Britain bans UAE flights, UAE is home to thousands of British expatriates and also serves as a hub for travellers to the Middle East.
Britain is banning direct passenger flights to and from the United Arab Emirates (UAE) from Friday, shutting down the world’s busiest international airline route from Dubai to London.
Britain said it was adding the UAE, Burundi and Rwanda to its coronavirus travel ban list because of worries over the spread of a more contagious and potentially vaccine-resistant COVID-19 variant first identified in South Africa.
“This means people who have been in or transited through these countries will be denied entry, except British, Irish and third country nationals with residence rights who must self-isolate for ten days at home,” UK Transport Minister Grant Shapps said on social media.
Emirates and Etihad Airways said on their websites they would suspend all UK passenger flights from 13:00 GMT on Friday when the ban takes effect.
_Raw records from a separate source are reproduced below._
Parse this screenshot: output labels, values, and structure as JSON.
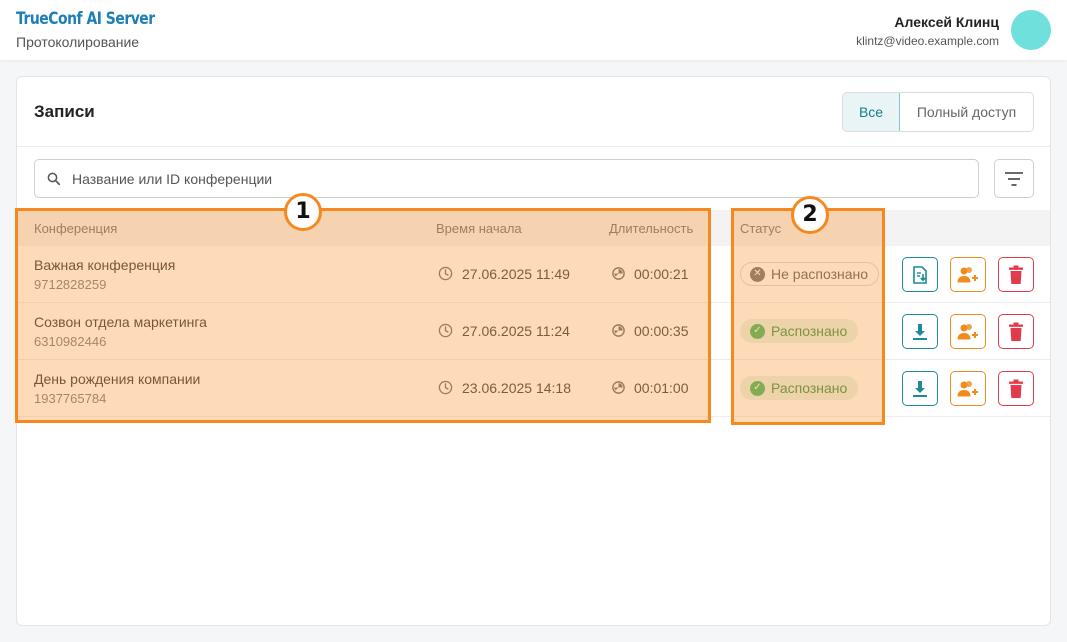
{
  "header": {
    "logo": "TrueConf AI Server",
    "subtitle": "Протоколирование",
    "user_name": "Алексей Клинц",
    "user_email": "klintz@video.example.com"
  },
  "records": {
    "title": "Записи",
    "filter_tabs": [
      {
        "label": "Все",
        "active": true
      },
      {
        "label": "Полный доступ",
        "active": false
      }
    ],
    "search_placeholder": "Название или ID конференции",
    "columns": {
      "conference": "Конференция",
      "start_time": "Время начала",
      "duration": "Длительность",
      "status": "Статус"
    },
    "rows": [
      {
        "name": "Важная конференция",
        "id": "9712828259",
        "start": "27.06.2025 11:49",
        "duration": "00:00:21",
        "status": "Не распознано",
        "status_kind": "neutral"
      },
      {
        "name": "Созвон отдела маркетинга",
        "id": "6310982446",
        "start": "27.06.2025 11:24",
        "duration": "00:00:35",
        "status": "Распознано",
        "status_kind": "ok"
      },
      {
        "name": "День рождения компании",
        "id": "1937765784",
        "start": "23.06.2025 14:18",
        "duration": "00:01:00",
        "status": "Распознано",
        "status_kind": "ok"
      }
    ]
  },
  "annotations": [
    "1",
    "2"
  ],
  "colors": {
    "accent_teal": "#1d8a9a",
    "accent_orange": "#f08c1e",
    "danger_red": "#e23b4b",
    "success_green": "#3bb35a",
    "highlight_orange": "#f5891f"
  },
  "icons": [
    "search-icon",
    "filter-icon",
    "clock-icon",
    "duration-icon",
    "transcript-download-icon",
    "download-icon",
    "add-user-icon",
    "trash-icon",
    "cross-icon",
    "check-icon"
  ]
}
The UK transport department advised British nationals currently in the UAE to make use of indirect commercial airline routes if they wished to return to Britain.
Dubai to London was the world’s busiest international route in January with 190,365 scheduled seats over the month, according to airline data provider OAG.
The UAE is home to thousands of British expatriates and has been a popular destination for social media influencers during the pandemic, who have created upset in the UK by claiming to have travelled for work and then posting holiday pictures online. The country is currently in lockdown with people told not to travel overseas.
Dubai last week clamped down on its entertainment scene and suspended non-essential surgery in hospitals after a spike in coronavirus cases.
One of the seven emirates that make up the UAE, Dubai has branded itself this northern hemisphere winter as an open, sunny and quarantine-free escape.
But COVID-19 infections have surged since the New Year.
The UAE flag-carriers, Emirates and Etihad, also usually carry large numbers of passengers connecting from Britain to destinations such as Australia so the decision to cancel the flights will have far-reaching implications.
The Australian government said it will add more charter flights from Britain if needed as a result of the ban.
Eran Ben-Avraham, an Australian stranded in Britain due to strict limits on the number of arrivals in Australia, said his options for getting home were continually shrinking.
“At the moment it is only giving us three options of flying Qatar, ANA or Singapore Airlines,” he said. “Every day it is making it more difficult to get home. The flights back are anywhere from like 4,000 pounds ($5,487).”